Our Experts

Amaney Jamal, PhD

Edwards S. Sanford Professor of Politics, Princeton University

Co-founder and Principal Investigator, Arab Barometer

Areas of Expertise: Public opinion, democratization, civic engagement in the Arab world, international relations, women and gender, electoral behavior, governance, immigrants, and religion and politics.

Available for Interviews in: English and Arabic

Amaney Jamal is the Edwards S. Sanford Professor of Politics at Princeton University and director of the Mamdouha S. Bobst Center for Peace and Justice. She is also a co-founder and principal investigator at the Arab Barometer.

As Director of The Mamdouha S. Bobst Center for Peace and Justice, Professor Jamal leads a collaboration with the American University of Beirut, Lebanon, which provides opportunities for faculty and graduate exchanges and research on the roles of social justice and political life in the Arab World. Jamal also directs the Workshop on Arab Political Development. She currently is President of the Association of Middle East Women’s Studies (AMEWS). She is a senior advisor on the Pew Research Center projects focusing on Islam in America (2006), Global Islam (2010), and Islam in America (2017).

The focus of her current research is democratization and the politics of civic engagement in the Arab world. Her interests also include the study of Muslim and Arab Americans and the pathways that structure their patterns of civic engagement in the United States. Jamal’s books include: Barriers to Democracy (2007), which explores the role of civic associations in promoting democratic effects in the Arab world (winner of the 2008 APSA Best Book Award in comparative democratization).

Articles, Publications, Appearances:

Youth in MENA: Findings from the Fifth Wave of the Arab Barometer

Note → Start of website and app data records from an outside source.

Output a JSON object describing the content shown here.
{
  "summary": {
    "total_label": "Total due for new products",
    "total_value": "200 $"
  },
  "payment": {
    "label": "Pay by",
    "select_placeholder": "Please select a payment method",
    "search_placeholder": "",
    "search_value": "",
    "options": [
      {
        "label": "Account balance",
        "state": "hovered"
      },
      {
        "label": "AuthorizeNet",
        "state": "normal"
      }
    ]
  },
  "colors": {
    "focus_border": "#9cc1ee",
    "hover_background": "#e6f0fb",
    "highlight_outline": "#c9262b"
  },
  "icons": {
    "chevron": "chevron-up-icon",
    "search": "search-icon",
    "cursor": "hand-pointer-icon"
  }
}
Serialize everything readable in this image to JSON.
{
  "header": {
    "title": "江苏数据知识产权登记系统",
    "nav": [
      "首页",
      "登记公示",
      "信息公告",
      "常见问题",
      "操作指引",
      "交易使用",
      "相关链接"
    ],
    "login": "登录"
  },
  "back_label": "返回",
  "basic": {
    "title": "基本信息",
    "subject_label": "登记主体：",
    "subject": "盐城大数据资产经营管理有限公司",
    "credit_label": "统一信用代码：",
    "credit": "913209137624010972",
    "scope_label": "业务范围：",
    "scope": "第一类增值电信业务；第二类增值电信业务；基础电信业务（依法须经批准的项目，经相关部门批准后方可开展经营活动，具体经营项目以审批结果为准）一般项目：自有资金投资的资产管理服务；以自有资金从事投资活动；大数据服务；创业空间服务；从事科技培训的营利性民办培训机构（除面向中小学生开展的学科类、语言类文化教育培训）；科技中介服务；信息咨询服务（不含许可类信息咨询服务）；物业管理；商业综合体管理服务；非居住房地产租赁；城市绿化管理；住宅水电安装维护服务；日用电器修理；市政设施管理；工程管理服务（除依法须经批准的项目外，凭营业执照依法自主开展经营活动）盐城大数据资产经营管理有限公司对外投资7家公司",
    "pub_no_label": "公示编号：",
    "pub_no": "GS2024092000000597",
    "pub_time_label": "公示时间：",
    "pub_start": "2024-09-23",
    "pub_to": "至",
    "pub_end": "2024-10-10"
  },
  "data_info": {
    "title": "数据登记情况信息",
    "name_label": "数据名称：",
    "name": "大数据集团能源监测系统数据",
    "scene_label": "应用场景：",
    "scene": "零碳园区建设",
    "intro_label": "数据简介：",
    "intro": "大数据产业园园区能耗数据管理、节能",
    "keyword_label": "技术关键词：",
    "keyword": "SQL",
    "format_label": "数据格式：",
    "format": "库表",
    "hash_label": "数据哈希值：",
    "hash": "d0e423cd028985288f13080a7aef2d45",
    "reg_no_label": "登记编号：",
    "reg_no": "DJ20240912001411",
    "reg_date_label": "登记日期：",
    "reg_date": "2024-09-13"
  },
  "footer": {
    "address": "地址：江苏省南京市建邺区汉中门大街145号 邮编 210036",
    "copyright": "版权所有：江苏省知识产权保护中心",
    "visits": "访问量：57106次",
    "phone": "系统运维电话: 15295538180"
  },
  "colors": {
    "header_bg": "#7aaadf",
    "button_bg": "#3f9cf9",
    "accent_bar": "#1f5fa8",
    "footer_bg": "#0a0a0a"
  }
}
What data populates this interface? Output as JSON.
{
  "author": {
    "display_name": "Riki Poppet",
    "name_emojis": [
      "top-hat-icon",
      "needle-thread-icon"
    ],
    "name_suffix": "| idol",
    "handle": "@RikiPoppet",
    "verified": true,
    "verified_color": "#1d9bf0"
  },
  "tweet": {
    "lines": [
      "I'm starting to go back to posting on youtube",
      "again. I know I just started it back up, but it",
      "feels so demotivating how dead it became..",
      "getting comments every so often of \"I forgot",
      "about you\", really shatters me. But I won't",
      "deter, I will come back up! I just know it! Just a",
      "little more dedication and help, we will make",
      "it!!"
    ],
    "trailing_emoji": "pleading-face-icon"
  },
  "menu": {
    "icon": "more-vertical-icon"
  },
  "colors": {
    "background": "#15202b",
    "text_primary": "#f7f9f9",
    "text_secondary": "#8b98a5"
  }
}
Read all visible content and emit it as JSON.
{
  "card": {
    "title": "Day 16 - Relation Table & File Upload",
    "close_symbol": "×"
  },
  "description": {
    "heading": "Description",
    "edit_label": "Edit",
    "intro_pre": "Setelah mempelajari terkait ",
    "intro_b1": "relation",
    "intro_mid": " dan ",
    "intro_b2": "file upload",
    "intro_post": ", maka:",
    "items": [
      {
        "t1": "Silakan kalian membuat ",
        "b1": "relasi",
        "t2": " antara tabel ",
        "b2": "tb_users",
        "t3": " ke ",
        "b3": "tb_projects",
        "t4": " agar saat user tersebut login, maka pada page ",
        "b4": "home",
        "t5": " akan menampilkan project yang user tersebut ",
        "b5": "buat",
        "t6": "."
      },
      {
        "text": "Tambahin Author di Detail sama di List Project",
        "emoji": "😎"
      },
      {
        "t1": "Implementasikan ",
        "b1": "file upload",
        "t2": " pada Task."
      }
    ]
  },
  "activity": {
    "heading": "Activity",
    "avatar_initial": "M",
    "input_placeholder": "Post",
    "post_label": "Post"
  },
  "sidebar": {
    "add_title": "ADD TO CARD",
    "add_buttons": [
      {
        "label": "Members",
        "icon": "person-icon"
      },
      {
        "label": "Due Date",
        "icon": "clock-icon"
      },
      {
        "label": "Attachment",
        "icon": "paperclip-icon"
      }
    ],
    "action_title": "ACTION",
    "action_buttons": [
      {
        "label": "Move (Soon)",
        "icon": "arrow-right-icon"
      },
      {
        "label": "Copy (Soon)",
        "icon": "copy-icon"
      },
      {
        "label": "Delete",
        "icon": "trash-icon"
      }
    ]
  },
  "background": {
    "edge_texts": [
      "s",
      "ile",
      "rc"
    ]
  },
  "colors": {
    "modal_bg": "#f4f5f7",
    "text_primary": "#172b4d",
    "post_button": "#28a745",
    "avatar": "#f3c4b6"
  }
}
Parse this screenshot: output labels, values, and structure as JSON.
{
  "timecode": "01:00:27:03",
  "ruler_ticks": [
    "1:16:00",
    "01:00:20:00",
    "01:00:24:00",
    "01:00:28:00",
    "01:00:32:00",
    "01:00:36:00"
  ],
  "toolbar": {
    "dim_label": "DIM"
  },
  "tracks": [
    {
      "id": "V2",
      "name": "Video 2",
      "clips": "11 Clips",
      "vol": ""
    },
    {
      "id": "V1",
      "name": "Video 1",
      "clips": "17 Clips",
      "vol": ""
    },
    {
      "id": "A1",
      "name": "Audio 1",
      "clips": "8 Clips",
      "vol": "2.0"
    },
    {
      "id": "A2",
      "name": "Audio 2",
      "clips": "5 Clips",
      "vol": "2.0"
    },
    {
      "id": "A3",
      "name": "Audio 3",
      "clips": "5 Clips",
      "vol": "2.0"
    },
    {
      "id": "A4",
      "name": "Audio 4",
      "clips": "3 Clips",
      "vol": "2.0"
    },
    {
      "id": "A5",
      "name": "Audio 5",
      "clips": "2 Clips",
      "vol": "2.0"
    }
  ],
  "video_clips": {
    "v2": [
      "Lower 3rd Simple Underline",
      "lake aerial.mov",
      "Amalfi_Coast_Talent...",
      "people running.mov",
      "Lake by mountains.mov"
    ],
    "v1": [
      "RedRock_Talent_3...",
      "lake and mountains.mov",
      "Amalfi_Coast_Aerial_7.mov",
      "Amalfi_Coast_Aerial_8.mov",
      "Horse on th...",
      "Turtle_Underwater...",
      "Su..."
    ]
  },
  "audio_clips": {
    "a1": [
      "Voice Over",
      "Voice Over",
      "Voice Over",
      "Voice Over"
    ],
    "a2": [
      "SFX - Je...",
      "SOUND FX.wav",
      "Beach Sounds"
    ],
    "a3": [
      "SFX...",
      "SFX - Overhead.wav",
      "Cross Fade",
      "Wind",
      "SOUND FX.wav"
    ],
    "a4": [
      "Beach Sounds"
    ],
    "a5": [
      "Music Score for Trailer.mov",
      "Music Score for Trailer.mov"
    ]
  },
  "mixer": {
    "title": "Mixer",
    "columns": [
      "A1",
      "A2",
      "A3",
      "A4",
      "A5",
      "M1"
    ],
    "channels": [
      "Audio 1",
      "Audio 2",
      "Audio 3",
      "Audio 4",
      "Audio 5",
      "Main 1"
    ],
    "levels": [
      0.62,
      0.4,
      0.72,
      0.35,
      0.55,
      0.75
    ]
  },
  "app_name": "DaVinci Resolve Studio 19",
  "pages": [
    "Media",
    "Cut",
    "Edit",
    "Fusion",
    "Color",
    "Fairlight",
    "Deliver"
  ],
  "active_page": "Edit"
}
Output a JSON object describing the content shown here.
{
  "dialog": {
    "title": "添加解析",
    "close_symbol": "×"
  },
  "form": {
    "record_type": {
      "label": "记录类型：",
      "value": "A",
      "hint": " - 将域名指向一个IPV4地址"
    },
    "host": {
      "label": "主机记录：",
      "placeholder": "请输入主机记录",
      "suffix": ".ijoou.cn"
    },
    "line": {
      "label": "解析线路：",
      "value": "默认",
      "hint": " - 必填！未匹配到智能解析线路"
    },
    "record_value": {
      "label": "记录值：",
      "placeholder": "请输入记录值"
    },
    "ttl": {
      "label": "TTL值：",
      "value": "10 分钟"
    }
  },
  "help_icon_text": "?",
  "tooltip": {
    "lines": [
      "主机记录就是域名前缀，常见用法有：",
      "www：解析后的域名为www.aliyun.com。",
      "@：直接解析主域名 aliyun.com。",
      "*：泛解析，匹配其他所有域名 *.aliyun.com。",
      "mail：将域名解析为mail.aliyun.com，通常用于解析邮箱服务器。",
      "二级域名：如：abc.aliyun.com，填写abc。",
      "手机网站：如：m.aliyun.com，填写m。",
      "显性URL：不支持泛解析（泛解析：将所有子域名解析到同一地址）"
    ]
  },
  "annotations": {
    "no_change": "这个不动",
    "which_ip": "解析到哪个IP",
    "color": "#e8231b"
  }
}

Key Findings: Youth economic frustration across MENA is increasing. Youth have little trust in governments, which are widely viewed as being corrupt, leading to a potential crisis of legitimacy in the region. However, views of youth differ relatively little from older generations in this regard. Youth are more likely to want to emigrate and to participate in informal politics. Arab…